Once again I am here at Sabarmati Ashram; the abode that Gandhiji had left on 12th March 1930, for symbolically raising the conscience of a nation crushed under the yoke of the British rule by making the most elaborate performative act of the last century, the Dandi March. I have been here several times for professional and personal reasons. In fact I have travelled all along the same route that Gandhiji had taken for the Dandi March. What a symbolical and sacrificial act for Gandhiji was extremely a professional one for me. I, along with a curator friend of mine, Anubhav Nath was trying to translate Gandhiji’s ideology into the language of art market. However, the moment I came here something had struck me and till date I am under its influence.
(Sabarmati Ashram, Ahmedabad, Gujarat)
Sabarmati Ashram is a haunted place. Haunted, a word when used in the context of horror, is all about dead souls hovering around a house where a drunken husband sits all day staring at a vacant television screen and a black and white wife coughs her sorrows into the shadowed corridors lined by pale walls with cobwebbed ancestors breathing out of ancient canvases. But when used in the context of love and affection, it is a looming presence, like the character Rima in W.H.Hudson’s Green Mansions. Gandhiji is a loveable spirit at Sabarmati Ashram that spends all its time in sparkling the edges of each object, even the sand particles and making the place an abode of ethereal peace. At times Gandhiji must be thinking about the futility of his acts when he stands at the concrete walls raised along the river front of Sabarmati, and throws the little pebbles of memories of Mira Ben at the river.
(JML at Sabarmati)
Have you tried to hop pebbles along the surface of water? Generally people sitting at the river fronts throw stones and pebbles at water. When you are sad you throw them with some kind of frustrated force and see the pebble cutting into the water like a dart of disparage that you have received from your beloved. The pebble sinks in force sans noise and the ripples spread like the shock waves of your despair. For a moment you realize that you are not different from the river. When you are gay in the Wordsworthian sense, you try to flip and hop the stones along the water. You arch your body slightly backwards, like an Artemis or a Poseidon you extend your left hand as if you were in a game, you bend your right hand at the elbow and fling the stone in a perfect horizontal line and it hops as if it were a deer chased by a tiger cub. And look at the lines that it creates; it looks exactly like the trajectory of an arrow represented by a physicist. Sorrow creates ripples and joy, the path of a shooting star. Gandhiji creates ripples for himself.
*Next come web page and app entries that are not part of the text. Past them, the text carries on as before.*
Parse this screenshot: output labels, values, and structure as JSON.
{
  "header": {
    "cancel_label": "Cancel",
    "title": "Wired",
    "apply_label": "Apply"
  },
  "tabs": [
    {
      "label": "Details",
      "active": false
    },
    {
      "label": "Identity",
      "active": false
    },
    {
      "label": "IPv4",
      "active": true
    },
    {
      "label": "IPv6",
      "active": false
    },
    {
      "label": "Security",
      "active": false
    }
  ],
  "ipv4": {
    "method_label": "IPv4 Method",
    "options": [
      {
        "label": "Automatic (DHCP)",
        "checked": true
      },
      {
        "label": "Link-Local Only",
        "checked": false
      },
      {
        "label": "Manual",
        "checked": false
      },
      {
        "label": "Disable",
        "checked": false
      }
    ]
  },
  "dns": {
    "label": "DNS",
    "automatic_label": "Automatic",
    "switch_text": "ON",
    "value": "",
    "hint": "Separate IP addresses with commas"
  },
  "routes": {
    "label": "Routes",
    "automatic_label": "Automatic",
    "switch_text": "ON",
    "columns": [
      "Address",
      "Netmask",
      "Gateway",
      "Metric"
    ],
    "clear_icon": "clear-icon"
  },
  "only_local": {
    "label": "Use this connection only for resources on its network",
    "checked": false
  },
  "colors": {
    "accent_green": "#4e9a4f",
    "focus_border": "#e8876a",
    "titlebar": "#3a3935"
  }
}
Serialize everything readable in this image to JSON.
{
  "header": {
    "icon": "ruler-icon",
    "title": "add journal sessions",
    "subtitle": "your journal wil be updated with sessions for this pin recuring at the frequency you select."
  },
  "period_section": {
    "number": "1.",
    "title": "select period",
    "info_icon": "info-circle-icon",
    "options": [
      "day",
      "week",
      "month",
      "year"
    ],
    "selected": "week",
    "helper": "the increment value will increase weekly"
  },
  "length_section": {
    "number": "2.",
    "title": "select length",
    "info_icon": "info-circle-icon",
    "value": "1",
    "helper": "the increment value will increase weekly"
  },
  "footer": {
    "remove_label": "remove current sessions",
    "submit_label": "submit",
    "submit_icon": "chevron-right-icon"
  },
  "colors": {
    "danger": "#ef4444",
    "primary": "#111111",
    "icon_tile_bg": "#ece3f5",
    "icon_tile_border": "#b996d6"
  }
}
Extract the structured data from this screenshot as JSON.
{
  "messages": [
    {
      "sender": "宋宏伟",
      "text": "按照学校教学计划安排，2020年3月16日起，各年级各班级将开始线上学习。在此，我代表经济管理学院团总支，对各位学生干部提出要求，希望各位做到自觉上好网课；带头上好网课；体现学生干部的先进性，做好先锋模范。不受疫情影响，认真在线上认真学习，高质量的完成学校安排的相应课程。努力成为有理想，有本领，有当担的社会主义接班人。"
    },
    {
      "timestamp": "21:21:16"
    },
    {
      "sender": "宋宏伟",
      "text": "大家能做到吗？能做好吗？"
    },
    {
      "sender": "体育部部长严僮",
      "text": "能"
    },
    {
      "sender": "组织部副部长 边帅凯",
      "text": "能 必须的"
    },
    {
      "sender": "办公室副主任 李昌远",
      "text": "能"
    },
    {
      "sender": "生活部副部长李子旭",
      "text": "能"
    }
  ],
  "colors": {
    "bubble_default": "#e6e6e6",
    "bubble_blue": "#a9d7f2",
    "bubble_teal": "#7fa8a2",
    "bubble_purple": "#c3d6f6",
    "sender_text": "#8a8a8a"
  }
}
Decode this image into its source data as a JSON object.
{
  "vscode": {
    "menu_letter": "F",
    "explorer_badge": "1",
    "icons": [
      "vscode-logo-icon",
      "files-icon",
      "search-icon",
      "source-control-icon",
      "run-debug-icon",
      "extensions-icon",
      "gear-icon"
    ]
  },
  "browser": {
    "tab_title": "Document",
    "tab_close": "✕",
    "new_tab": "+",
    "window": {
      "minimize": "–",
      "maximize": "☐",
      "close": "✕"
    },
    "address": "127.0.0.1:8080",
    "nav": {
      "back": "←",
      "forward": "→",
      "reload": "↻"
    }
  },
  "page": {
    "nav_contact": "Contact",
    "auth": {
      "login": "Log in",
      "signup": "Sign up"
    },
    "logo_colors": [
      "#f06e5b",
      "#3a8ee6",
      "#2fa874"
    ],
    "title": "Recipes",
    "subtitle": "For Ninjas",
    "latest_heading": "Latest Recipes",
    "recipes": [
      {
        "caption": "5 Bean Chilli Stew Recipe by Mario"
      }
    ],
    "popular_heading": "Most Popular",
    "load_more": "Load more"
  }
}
I understand his sadness. I sit with him on a circular cement platform made around an ancient tree laden with yellowing memories for leaves, which now has broken marble pieces around it for support and beauty. We both look at the small hut which has two doors; one leads to where Vinoba Bhave had stayed and the other leads to Mira Ben’s room. I could hear Kasturba Gandhi calling out Gandhiji, like any other wife would call out to her husband. Her voice has complaints in it. She sounds like any other wife who thinks that her husband does nothing but wasting time in social service. Gandhiji does not respond to her shouting. I look at him. He mutters something under his lips. I know that it is in Gujarati. Kasturba Gandhi comes out of the Ashram’s kitchen. She pushes her hands into her midriff and glares at Gandhiji. I avert my eyes into my autobiography.
(Mira Ben's Hut seen from the main ashram)
Each time calamities strike people like me walk back to Sabarmati. We walk like a films division documentary played in reverse; awkward movements that push time backward and making smiling men to gloom, rejoicing women to silent bruises, curious children to utter loneliness, departing volunteers into their entreating brides. One good thing about playing documentaries backward is that there you see the enhanced dignity of freedom fighters on their faces and bodies before the cruel arms of the powerful strike iron and stick on to them, you see the lips locked in pure love before they are paled, dried and distorted by death, you see brave mothers sending their brave daughters to warfronts of marriage before they come back permanently scarred or burnt. I walk back to Sabarmati to the moments of my dignity.
Gandhiji has always been a source of energy to me. Sitting with him at Sabarmati Ashram re-invigorates my sagging soul and gives me the wings of an eagle and the colour of a parrot. I soar up there in the sky like a green eagle. Another eagle joins me in my lonely pursuit to creativity and freedom.